Top of RECORDS FOR THE TASK
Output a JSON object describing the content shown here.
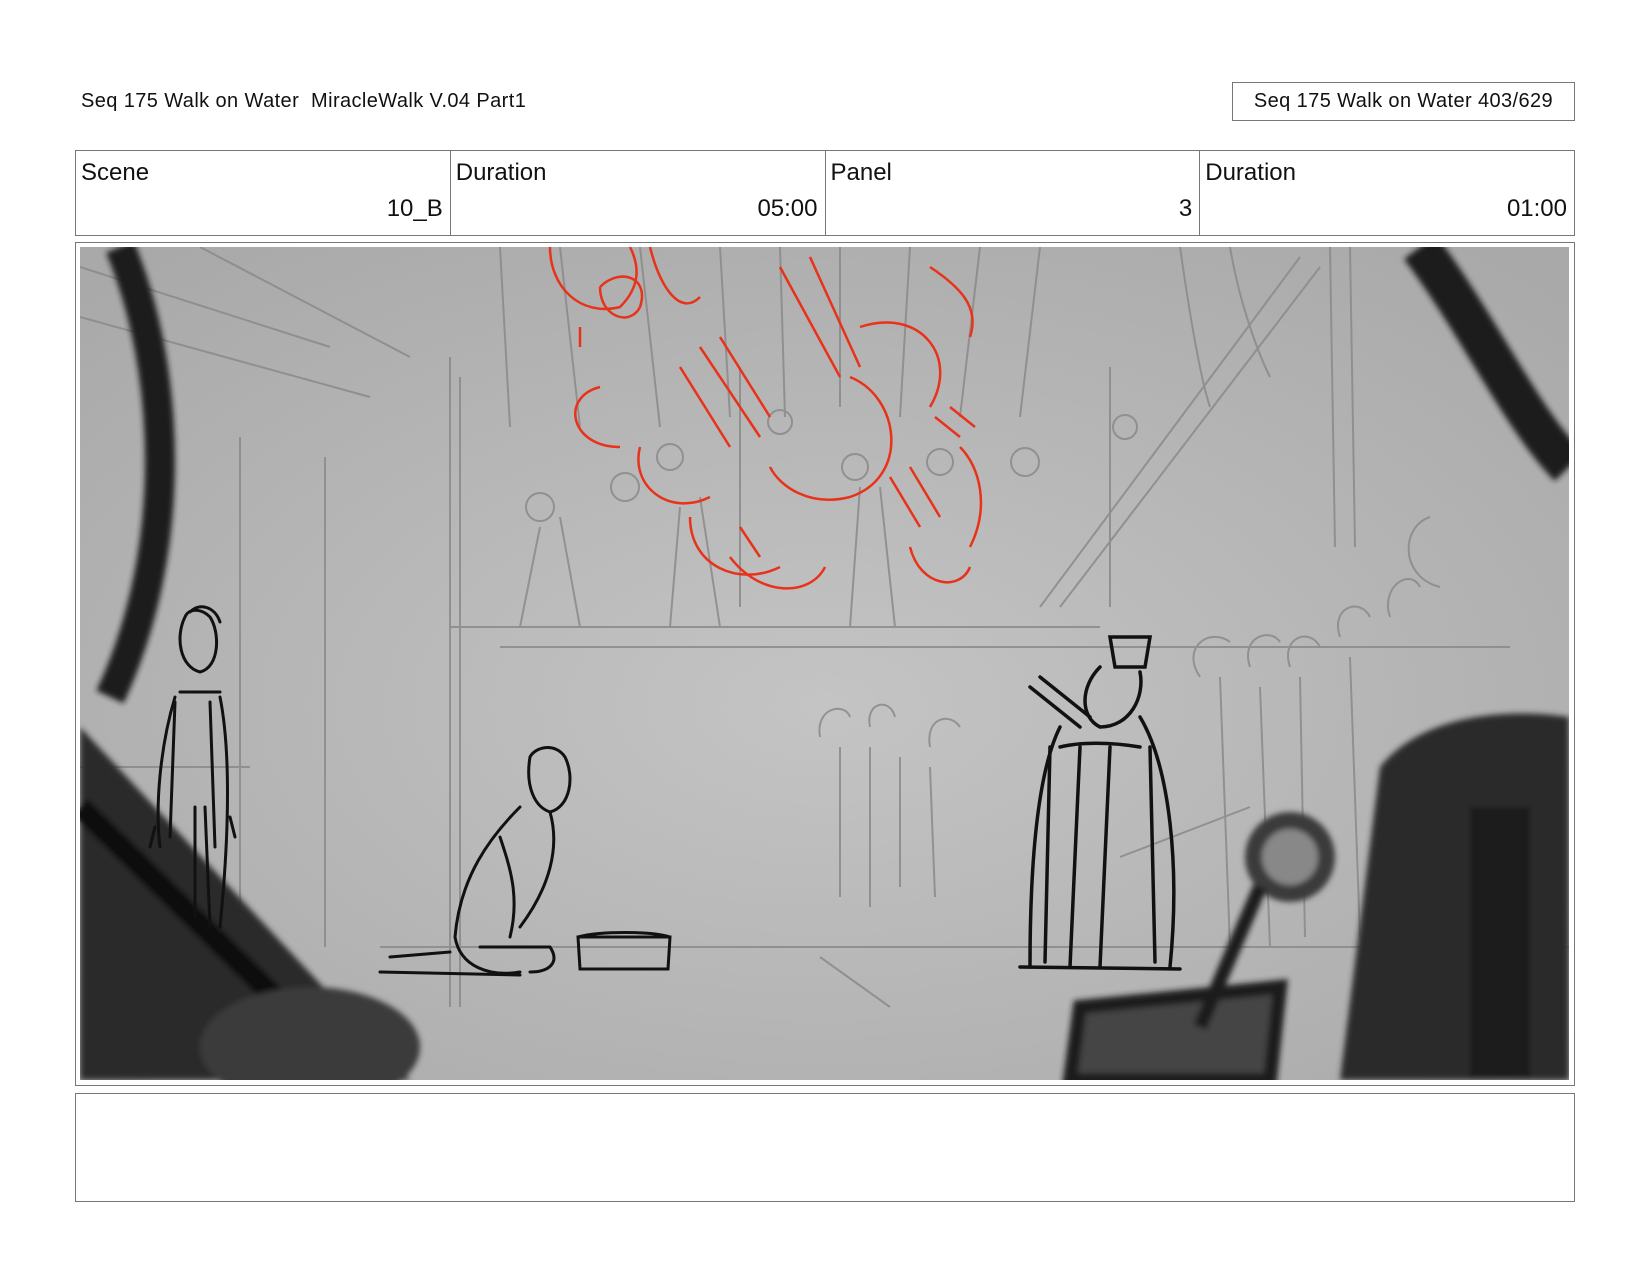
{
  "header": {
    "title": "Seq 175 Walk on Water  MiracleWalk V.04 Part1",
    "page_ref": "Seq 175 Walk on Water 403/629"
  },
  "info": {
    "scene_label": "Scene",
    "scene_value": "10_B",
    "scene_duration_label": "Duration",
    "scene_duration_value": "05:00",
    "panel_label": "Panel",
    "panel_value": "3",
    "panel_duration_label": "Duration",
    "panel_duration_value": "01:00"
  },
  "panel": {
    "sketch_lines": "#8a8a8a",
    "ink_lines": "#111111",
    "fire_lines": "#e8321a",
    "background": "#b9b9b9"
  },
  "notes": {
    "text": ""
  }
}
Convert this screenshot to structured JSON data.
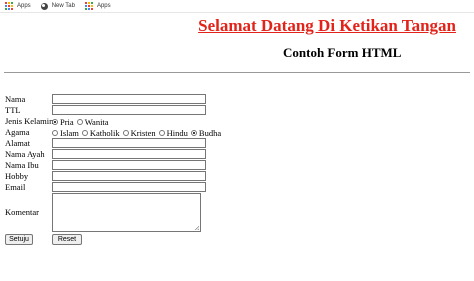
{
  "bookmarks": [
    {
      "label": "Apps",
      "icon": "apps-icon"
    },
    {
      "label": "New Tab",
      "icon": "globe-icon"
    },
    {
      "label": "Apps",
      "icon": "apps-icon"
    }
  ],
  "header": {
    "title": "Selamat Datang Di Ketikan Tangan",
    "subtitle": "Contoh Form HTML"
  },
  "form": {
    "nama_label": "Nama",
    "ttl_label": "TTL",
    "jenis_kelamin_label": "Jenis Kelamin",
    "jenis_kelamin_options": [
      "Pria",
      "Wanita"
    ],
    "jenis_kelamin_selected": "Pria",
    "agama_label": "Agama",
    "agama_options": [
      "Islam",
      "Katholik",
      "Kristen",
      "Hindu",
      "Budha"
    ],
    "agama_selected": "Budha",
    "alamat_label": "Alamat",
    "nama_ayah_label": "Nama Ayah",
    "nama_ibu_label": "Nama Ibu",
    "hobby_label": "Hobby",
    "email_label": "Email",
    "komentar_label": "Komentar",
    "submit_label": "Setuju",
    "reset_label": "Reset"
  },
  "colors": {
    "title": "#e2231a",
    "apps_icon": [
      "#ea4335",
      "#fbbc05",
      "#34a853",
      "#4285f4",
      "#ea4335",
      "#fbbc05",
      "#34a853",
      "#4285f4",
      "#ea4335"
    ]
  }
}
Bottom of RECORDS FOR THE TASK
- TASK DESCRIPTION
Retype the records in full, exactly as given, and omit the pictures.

- RESPONSE AREA
Output a JSON object describing the content shown here.
{
  "header": {
    "title": "Seq 175 Walk on Water  MiracleWalk V.04 Part1",
    "page_ref": "Seq 175 Walk on Water 403/629"
  },
  "info": {
    "scene_label": "Scene",
    "scene_value": "10_B",
    "scene_duration_label": "Duration",
    "scene_duration_value": "05:00",
    "panel_label": "Panel",
    "panel_value": "3",
    "panel_duration_label": "Duration",
    "panel_duration_value": "01:00"
  },
  "panel": {
    "sketch_lines": "#8a8a8a",
    "ink_lines": "#111111",
    "fire_lines": "#e8321a",
    "background": "#b9b9b9"
  },
  "notes": {
    "text": ""
  }
}
Convert this screenshot to structured JSON data.
{
  "bookmarks": [
    {
      "label": "Apps",
      "icon": "apps-icon"
    },
    {
      "label": "New Tab",
      "icon": "globe-icon"
    },
    {
      "label": "Apps",
      "icon": "apps-icon"
    }
  ],
  "header": {
    "title": "Selamat Datang Di Ketikan Tangan",
    "subtitle": "Contoh Form HTML"
  },
  "form": {
    "nama_label": "Nama",
    "ttl_label": "TTL",
    "jenis_kelamin_label": "Jenis Kelamin",
    "jenis_kelamin_options": [
      "Pria",
      "Wanita"
    ],
    "jenis_kelamin_selected": "Pria",
    "agama_label": "Agama",
    "agama_options": [
      "Islam",
      "Katholik",
      "Kristen",
      "Hindu",
      "Budha"
    ],
    "agama_selected": "Budha",
    "alamat_label": "Alamat",
    "nama_ayah_label": "Nama Ayah",
    "nama_ibu_label": "Nama Ibu",
    "hobby_label": "Hobby",
    "email_label": "Email",
    "komentar_label": "Komentar",
    "submit_label": "Setuju",
    "reset_label": "Reset"
  },
  "colors": {
    "title": "#e2231a",
    "apps_icon": [
      "#ea4335",
      "#fbbc05",
      "#34a853",
      "#4285f4",
      "#ea4335",
      "#fbbc05",
      "#34a853",
      "#4285f4",
      "#ea4335"
    ]
  }
}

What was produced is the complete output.